Korea became what my friends and I talked about all the time. Now, instead of “How’s the job search going?” they asked “Have you learned anything new about Korea?” The first question was depressing; the second was empowering. So I ran with it. I tried to always have a new answer to that question. I researched ESL job postings online. I found a recruiter. I memorized the time difference between Atlanta and Seoul. Working on Korea became my full-time job. Their approving nods were my salary.
And somewhere in there, the idea morphed from a fantasy into a possibility. And from a possibility into a likelihood. And from a likelihood into a plane ticket.
Because as I raced to meet their expectations, I discovered that I’d unexpectedly been feeding my own. That’s what happens when you say your ideas out loud to people: One way or another, the world is going to make you put your money where your mouth is.

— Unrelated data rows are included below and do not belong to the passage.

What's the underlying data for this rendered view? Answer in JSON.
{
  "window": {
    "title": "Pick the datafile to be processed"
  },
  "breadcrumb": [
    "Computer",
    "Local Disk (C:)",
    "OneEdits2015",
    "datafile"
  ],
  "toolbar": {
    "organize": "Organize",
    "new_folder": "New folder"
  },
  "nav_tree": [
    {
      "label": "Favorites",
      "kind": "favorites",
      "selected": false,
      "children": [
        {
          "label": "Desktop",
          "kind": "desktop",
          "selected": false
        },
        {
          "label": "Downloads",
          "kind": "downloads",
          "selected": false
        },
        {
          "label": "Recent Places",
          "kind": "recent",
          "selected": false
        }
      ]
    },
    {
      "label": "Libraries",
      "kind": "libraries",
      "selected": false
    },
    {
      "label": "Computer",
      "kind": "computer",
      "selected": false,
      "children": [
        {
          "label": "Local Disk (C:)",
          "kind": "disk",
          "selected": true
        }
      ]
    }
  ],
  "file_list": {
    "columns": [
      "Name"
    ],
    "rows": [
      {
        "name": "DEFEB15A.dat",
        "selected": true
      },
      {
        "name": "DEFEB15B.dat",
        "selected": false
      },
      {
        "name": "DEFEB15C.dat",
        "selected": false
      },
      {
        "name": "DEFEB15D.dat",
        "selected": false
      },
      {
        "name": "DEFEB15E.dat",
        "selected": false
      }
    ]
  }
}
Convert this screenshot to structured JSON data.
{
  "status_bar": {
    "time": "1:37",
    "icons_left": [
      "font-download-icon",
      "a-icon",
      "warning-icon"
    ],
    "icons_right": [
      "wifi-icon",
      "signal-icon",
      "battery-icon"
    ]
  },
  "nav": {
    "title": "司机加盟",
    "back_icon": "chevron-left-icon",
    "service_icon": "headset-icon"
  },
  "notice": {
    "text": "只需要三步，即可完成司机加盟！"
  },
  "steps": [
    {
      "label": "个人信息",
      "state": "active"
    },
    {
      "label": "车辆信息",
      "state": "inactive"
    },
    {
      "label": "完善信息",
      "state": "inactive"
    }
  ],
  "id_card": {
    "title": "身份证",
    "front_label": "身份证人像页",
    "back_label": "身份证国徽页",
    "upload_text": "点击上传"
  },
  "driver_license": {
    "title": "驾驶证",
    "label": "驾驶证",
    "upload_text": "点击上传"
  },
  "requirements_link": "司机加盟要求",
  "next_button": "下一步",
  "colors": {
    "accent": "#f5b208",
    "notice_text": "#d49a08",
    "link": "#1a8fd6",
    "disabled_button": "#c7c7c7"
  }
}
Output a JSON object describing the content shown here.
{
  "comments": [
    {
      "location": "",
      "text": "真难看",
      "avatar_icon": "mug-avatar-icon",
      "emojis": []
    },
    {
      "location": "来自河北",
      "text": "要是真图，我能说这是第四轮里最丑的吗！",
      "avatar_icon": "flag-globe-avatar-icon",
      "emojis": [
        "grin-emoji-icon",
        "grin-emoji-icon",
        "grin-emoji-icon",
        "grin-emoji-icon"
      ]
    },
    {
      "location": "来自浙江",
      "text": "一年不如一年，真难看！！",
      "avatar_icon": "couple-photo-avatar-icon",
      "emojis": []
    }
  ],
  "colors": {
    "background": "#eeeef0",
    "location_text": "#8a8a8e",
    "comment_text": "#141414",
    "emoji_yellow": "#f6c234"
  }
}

What I mean is, once you’ve told people about your super brilliant ideas, those people are going to expect you to make those brilliant ideas into brilliant realities — or to have a darn good reason why not.
Having to be accountable to everyone within earshot might seem like a reason to keep your ideas to yourself. To not share things that could turn out scary or challenging. But let me tell you why I feel the opposite.
I have trouble self-starting. When I only have myself to answer to, I’m amazing at finding ways to say “good enough.” By involving the people around me in this fantasy-turned-likelihood, I found incentive to make myself push forward. Because if I didn’t, I would have to look more than one person in the eye and explain why I stopped trying.
They got me rolling the ball. And eventually I realized I wanted to keep it rolling, even when they weren’t around anymore.
Some people would have a problem with that explanation. You should do your own thing and not care what other people think, they’d say. And they’d be right, to an extent. But sometimes you have to recognize that being a loner might be holding you back. Sometimes the eyes of others are the fuel you need to take on a challenge. Sometimes meeting their expectations prepares you to exceed your own.
* * * *
So, fast forward back to that gate at San Francisco International.
“Are you sure you want to do this?”
I looked out the window and watched airplanes taking off. I thought about how much work goes into getting a plane off the ground, how a huge group of people have to work at refueling and cleaning and tuning up before the machine is ready. And yet, in the end, it comes down to one pilot pushing one throttle forward at the right moment — and defying gravity.
I looked back at my monitor, took a deep breath, and clicked “Yes.”